Published: 20:28, 29 July 2020
| Updated: 20:36, 29 July 2020
The most polluted areas of Kent have been revealed.
According to the latest data 53 areas of the county did not meet the standard for safe and clean air in 2018 - but the figures collected by green campaigning group Friends of the Earth show the number of areas not meeting this objective is steadily decreasing.
The Annual Air Quality Objective is set at 40ug/m3 of NO2, which is currently legally binding under EU law.

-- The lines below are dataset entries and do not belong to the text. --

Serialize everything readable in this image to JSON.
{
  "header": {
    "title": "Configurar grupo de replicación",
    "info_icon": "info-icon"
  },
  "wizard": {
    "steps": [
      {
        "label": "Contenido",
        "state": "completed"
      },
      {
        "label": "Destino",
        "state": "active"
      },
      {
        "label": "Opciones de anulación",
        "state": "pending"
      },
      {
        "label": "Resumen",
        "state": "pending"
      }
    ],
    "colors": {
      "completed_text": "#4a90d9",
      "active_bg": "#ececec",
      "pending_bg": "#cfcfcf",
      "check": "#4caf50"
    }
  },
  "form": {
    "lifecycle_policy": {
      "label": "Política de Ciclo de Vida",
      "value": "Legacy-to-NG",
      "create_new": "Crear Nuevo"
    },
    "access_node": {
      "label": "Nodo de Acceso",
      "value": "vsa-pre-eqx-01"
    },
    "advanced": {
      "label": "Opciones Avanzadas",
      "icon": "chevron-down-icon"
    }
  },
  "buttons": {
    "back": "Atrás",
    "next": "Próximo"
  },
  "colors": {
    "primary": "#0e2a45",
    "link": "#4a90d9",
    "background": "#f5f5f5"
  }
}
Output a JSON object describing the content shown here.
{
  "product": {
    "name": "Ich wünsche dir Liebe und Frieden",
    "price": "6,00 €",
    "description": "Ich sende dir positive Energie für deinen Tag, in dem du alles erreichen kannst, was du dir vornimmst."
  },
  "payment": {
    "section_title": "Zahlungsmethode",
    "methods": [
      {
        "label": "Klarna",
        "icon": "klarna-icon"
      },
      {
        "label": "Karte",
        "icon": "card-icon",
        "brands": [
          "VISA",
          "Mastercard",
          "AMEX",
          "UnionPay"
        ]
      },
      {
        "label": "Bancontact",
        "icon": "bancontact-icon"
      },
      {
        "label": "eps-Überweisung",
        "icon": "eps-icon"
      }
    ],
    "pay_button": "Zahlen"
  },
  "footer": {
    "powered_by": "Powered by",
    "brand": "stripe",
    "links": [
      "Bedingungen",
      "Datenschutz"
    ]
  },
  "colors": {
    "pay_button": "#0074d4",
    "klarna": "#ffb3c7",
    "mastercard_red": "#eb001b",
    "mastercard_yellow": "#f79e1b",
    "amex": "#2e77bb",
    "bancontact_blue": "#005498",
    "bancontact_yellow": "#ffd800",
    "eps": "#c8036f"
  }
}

The leading cause of NO2 pollution is emissions from road traffic, which is also a huge source of climate-wrecking emissions.
Between 2017 and 2018, only three district and borough councils saw a rise in areas with NO2 levels higher than 40ug/m3. These were Dartford increasing from eight to nine areas, Maidstone from six to seven areas and Swale from nine to 13 areas.
Upper Stone Street in Maidstone had the highest level of NO2 in the county at 77.2ug/m3, down from 79.3ug/m3 the previous year.
A Maidstone Bouogh Council spokesperson said: "Upper Stone Street is unique in Maidstone, and not representative of other areas. It’s a major north south route which is very busy. It has two lanes of traffic going up a fairly steep hill, meaning that vehicle engines work harder, and as the road is narrow in places, the pollution is less able to disperse.
"The Council has been evaluating a large number of measures to improve the situation on Upper Stone Street, for example, we have been working with the local bus companies to get cleaner vehicles operating there, and are currently working with a consultant to consider what benefits could be achieved through green infrastructure in the area.
"MBC is also working with Kent County Council to consider whether we can reduce illegal stopping in Upper Stone Street, as this adds to congestion and worsens pollution."
Besides Ashford and Folkestone and Hythe - who have consistently had no areas breaching the air quality objective between 2016 and 2018 - all other councils saw a decrease in highly polluted areas since 2016.
This means the county has seen an overall decrease in polluted areas; from 86 in 2016, to 69 in 2017, to 53 in 2018.
In 2016, Caterbury had nine areas with high NO2 levels, which dropped to just one area in 2018 when Canterbury City Council launched its Air Quality Action Plan.
The plan includes, among many others, the park and pedal scheme, maximising use of low-emission buses, encouraging taxi drivers to use low-emission vehicles, increasing the number of electric vehicle charging points, encouraging cycling and walking, and producing signs encouraging motorists to switch off their engines outside schools, shops and level crossings.
However, the Friends of the Earth argue: "Although the most recent data shows a marginal improvement, there is still a shocking number of locations exceeding the Air Quality Objective, which local authorities have to achieve."
Across England, 1,360 sites were found to have breached the annual Air Quality Objective in 2018, which is 231 fewer than the previous year.
Simon Bowens, clean air campaigner at Friends of the Earth, said: “Failing to fix air pollution costs lives. It also shows a failure to address the climate crisis because the sources and solutions are intrinsically linked.
"If ministers want to avoid a return to the health-damaging and illegal levels of air pollution we had before lockdown, their enthusiasm for ‘active travel’ needs to be a permanent switch and not just a short-term gap plugger.
“The government must also end its damaging fixation on building more roads. You can’t justify this by planning to phase out polluting petrol and diesel vehicles and replace them with electric ones.
"We need to go much further than just getting out of one type of car and into another. Investment in better cycling and walking should be part of a fair and green post-coronavirus economic recovery plan aimed at creating a cleaner, fairer future.”
Swale Borough Council and Folkestone and Hythe District Council have been contacted for comment.